Count every line in the data that contains the word "false", then report that number alone.

-------- Provided records

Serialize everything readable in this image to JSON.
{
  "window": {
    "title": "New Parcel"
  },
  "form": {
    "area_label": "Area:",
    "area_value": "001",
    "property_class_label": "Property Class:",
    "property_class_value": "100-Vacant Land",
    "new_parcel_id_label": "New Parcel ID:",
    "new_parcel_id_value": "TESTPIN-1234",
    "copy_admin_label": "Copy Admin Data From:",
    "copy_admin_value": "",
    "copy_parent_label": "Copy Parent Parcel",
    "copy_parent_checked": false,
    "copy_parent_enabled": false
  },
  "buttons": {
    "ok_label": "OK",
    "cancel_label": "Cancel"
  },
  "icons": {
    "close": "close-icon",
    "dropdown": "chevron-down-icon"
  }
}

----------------

### Answer to the exercise:
2